● Your goal
Exactly how many lines in this material contain the string "haiwaiym"? Reply with the number alone.
══════════
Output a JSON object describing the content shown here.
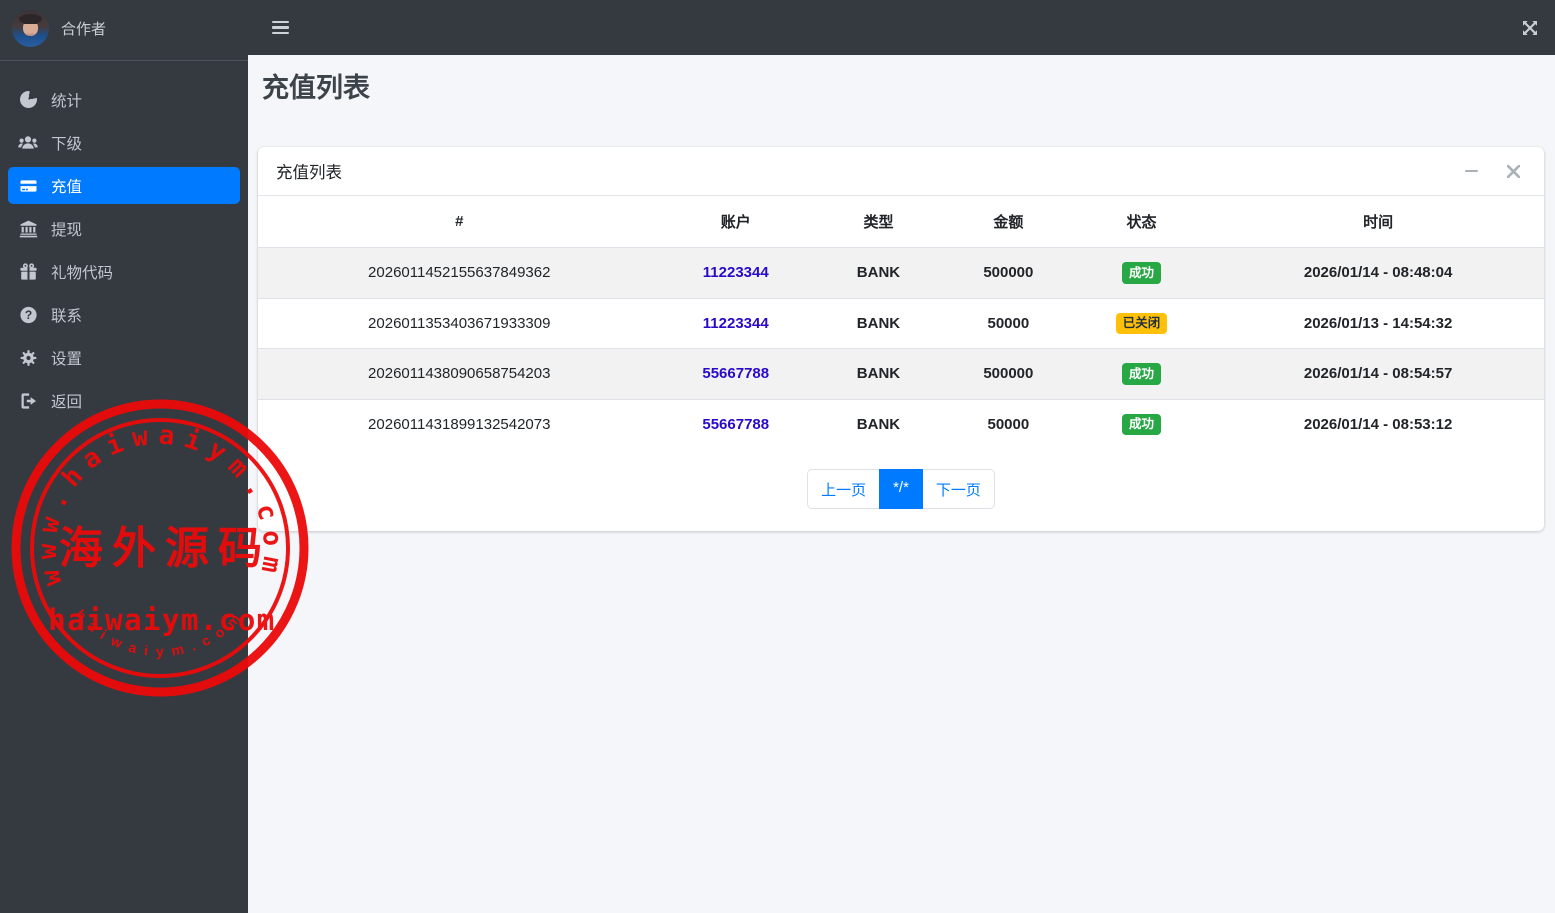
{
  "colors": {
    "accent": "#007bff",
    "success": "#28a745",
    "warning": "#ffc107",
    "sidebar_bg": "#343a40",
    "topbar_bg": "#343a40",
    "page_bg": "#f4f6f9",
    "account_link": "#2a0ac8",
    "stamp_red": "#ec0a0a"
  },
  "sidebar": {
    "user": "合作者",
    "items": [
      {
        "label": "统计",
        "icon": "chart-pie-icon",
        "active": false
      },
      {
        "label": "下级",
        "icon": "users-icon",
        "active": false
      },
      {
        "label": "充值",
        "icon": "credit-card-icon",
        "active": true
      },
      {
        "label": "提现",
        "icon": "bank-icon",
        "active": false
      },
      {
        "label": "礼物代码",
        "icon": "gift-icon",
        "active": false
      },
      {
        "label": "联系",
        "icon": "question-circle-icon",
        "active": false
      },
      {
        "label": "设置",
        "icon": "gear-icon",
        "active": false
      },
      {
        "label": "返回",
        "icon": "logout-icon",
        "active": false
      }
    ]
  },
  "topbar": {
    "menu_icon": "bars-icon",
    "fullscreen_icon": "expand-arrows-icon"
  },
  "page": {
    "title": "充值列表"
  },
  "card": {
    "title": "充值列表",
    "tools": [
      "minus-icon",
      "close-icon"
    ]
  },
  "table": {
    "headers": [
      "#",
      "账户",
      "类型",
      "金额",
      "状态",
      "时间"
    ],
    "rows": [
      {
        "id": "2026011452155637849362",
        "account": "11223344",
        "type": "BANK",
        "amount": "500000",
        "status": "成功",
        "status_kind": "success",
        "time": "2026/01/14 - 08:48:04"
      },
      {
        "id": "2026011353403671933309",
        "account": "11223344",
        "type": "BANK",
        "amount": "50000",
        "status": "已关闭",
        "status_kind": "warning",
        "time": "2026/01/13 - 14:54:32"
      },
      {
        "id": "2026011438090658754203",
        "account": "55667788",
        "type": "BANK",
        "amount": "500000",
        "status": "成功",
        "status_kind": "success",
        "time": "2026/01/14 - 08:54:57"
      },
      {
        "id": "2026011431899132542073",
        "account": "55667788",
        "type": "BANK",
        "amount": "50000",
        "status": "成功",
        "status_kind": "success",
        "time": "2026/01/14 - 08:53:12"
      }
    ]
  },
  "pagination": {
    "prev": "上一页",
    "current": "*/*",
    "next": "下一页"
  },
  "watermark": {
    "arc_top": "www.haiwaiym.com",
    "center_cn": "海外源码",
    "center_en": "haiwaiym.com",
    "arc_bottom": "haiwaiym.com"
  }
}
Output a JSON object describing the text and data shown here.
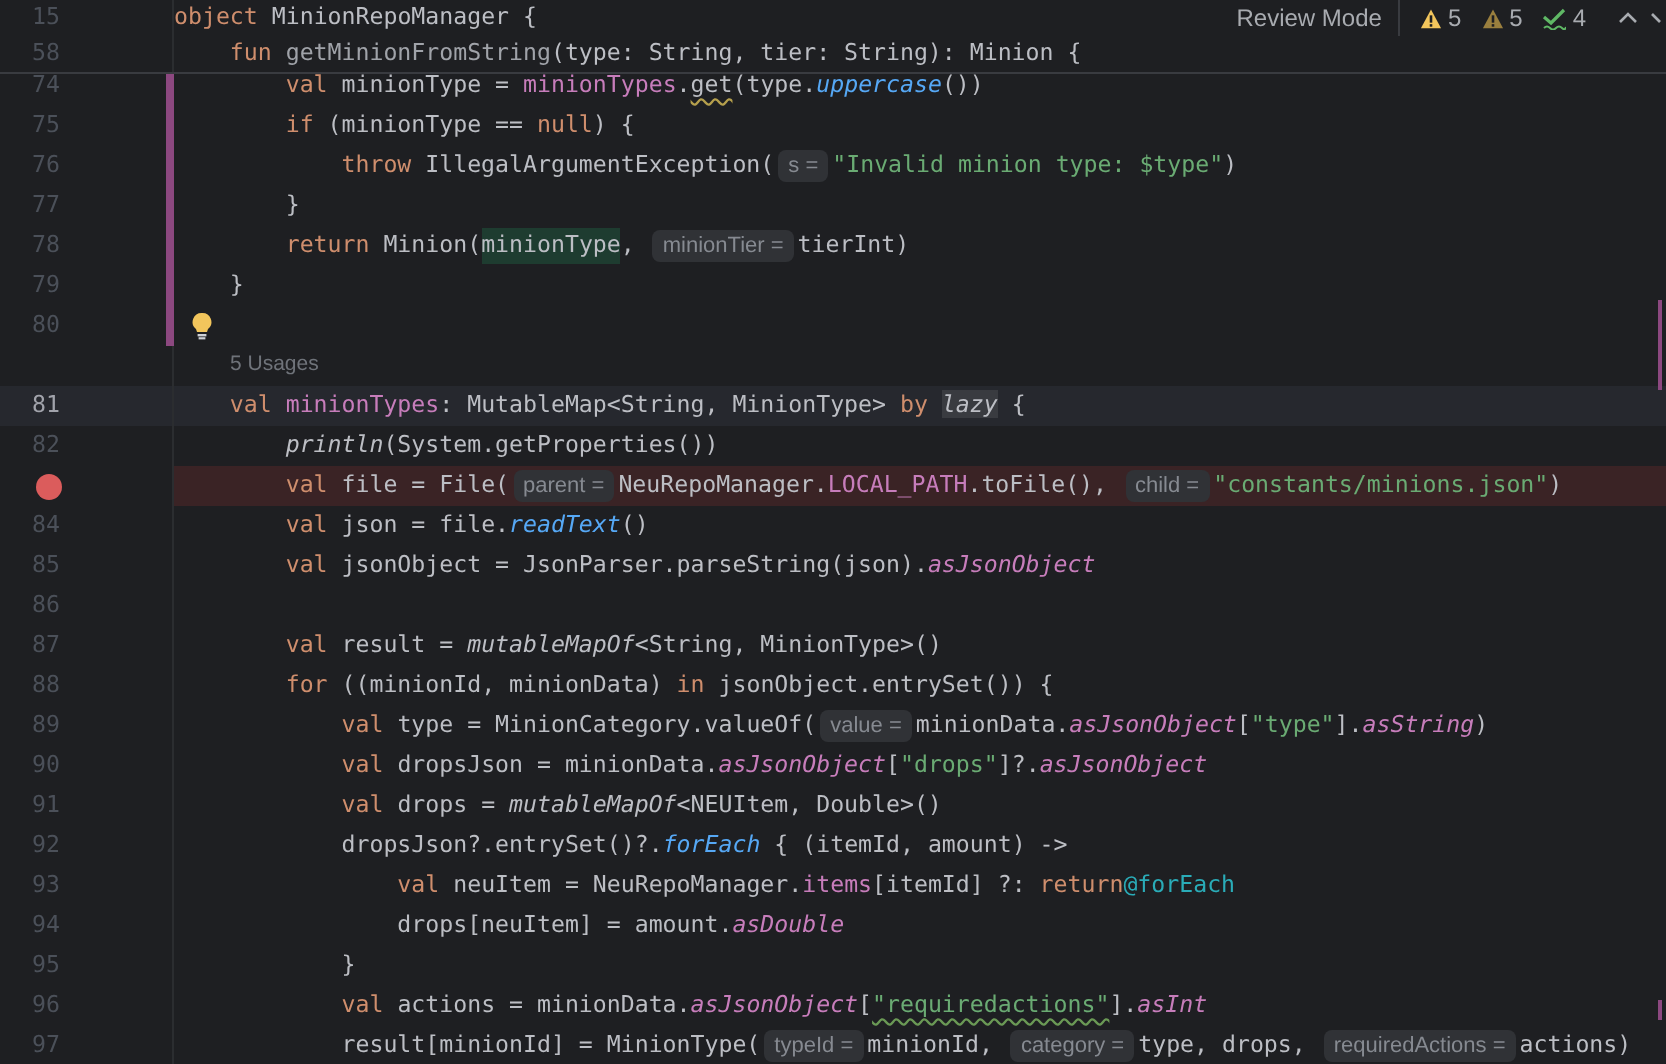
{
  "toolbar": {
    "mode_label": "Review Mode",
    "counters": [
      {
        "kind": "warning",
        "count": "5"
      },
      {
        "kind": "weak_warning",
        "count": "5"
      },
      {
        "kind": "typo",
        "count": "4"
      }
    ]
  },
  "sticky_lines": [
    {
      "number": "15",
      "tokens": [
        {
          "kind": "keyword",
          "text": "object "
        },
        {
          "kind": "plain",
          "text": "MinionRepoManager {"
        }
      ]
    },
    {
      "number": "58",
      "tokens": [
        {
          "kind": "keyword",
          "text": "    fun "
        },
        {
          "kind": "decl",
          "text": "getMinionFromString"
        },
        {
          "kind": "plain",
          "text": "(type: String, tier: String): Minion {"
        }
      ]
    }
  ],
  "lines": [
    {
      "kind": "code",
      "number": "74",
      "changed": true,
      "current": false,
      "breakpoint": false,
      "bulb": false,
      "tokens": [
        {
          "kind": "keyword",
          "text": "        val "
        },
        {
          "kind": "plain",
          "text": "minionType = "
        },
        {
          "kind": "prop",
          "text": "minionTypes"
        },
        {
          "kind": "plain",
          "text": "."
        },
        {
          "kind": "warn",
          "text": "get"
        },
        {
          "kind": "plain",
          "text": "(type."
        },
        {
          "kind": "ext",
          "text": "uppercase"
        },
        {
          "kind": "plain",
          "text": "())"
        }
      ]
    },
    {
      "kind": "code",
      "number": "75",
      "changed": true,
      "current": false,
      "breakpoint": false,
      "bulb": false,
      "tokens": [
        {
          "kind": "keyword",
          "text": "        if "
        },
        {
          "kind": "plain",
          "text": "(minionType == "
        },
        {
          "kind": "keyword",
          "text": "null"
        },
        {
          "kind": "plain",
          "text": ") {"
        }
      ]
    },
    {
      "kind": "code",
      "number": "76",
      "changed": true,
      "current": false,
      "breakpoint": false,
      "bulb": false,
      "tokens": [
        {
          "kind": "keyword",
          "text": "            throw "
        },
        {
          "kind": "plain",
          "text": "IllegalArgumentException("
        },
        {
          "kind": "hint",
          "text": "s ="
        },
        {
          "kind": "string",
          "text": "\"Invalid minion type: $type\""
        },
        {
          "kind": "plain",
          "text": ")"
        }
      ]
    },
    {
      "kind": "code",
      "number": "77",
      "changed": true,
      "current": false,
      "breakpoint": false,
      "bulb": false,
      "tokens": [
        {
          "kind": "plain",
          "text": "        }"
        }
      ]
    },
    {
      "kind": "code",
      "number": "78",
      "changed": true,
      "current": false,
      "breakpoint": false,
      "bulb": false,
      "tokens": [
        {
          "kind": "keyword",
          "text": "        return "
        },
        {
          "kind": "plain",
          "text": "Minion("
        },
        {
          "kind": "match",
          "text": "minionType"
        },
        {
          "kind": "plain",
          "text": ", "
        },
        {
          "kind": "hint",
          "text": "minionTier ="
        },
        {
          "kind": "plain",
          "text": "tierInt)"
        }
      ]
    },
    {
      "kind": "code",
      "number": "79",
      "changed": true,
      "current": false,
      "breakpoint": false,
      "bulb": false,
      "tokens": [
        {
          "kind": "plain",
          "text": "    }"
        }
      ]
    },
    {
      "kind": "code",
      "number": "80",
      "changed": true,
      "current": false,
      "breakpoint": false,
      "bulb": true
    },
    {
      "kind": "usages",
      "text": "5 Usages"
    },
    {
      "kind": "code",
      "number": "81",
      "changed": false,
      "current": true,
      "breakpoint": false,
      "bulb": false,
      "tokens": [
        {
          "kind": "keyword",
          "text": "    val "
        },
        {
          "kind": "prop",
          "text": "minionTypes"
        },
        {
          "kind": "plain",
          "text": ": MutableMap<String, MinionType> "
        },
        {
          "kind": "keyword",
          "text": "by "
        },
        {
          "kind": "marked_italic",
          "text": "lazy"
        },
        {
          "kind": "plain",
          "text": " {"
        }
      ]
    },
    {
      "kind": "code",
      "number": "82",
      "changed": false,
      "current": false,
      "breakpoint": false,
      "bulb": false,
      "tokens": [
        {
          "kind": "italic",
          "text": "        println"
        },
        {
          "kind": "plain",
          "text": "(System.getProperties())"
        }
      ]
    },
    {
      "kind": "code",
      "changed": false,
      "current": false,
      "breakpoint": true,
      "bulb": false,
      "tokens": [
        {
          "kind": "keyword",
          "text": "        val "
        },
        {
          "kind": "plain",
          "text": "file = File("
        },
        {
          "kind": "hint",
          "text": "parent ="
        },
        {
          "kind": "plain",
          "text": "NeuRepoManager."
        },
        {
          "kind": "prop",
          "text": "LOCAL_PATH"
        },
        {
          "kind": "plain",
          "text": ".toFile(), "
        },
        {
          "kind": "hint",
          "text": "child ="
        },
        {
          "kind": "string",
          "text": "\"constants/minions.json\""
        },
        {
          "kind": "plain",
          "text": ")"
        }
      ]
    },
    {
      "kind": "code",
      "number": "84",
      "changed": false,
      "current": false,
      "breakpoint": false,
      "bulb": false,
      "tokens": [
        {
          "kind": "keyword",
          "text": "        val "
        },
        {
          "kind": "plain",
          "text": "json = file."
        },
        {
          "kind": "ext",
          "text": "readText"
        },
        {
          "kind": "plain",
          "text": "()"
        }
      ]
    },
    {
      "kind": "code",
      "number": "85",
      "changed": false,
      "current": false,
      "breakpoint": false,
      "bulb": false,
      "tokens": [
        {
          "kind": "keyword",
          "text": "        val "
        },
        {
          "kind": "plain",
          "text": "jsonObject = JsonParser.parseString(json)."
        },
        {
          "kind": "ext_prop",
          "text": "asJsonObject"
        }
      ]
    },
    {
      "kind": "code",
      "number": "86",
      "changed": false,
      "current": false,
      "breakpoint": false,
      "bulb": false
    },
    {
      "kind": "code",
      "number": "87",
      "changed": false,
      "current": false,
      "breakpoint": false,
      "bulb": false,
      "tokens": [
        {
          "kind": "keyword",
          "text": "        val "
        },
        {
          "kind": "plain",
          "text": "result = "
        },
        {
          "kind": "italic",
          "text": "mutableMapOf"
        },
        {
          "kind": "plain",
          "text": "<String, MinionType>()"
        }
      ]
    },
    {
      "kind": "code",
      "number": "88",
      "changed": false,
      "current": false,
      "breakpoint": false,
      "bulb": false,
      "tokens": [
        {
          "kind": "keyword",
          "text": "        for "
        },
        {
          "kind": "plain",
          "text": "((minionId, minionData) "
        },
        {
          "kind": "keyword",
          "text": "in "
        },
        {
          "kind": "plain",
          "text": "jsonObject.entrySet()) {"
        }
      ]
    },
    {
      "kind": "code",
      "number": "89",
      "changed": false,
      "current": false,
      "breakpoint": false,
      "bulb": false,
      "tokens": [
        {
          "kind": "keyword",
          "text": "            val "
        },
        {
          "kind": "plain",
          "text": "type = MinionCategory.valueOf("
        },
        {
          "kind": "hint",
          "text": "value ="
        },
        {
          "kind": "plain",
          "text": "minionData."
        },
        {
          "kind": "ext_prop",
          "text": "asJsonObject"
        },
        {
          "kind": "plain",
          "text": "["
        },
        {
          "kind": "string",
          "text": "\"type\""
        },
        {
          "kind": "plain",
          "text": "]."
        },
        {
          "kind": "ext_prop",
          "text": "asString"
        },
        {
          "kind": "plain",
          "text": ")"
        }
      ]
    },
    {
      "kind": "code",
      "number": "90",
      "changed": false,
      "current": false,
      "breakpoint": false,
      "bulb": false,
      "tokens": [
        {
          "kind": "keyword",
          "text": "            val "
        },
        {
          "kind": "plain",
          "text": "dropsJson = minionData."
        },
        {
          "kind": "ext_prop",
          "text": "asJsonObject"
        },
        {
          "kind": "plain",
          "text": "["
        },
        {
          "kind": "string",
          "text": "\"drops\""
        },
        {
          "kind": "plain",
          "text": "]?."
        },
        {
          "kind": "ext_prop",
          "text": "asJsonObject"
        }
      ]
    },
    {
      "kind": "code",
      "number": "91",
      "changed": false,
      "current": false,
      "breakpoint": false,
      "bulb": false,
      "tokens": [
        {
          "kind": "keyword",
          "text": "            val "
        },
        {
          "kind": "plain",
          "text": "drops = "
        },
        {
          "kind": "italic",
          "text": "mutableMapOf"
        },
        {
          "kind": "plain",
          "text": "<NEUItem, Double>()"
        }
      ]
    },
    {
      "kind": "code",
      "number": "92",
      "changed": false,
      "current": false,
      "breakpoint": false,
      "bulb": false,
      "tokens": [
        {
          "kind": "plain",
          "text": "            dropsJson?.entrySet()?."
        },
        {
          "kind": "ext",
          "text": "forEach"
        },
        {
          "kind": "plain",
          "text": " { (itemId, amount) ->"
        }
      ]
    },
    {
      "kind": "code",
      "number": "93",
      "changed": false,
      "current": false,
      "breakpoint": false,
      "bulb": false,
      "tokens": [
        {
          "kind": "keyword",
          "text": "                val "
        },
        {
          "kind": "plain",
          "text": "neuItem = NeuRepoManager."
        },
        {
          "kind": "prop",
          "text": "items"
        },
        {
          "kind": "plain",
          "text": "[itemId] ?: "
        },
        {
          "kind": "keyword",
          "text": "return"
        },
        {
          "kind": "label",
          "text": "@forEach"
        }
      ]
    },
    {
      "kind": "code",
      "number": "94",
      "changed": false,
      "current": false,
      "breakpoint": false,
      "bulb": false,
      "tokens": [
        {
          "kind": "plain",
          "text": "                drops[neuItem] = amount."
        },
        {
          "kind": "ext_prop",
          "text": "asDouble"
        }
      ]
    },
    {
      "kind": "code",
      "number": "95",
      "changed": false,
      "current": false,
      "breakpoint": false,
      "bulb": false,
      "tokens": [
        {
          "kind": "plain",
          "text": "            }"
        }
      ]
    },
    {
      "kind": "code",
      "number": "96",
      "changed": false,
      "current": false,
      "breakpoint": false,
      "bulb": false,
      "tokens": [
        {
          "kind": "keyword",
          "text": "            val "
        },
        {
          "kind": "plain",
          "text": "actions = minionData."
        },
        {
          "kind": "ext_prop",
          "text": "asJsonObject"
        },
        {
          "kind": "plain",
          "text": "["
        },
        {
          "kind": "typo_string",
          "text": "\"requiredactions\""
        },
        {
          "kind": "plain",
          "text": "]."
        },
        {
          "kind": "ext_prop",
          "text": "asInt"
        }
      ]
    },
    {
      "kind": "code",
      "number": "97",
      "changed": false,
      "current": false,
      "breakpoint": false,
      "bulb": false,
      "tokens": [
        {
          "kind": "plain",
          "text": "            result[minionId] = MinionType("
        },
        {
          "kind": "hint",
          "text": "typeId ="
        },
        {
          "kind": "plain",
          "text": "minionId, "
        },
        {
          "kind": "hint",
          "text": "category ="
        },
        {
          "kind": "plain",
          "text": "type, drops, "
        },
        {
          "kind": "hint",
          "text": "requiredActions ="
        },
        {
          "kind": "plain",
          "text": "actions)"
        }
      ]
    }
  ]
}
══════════
● Task result
3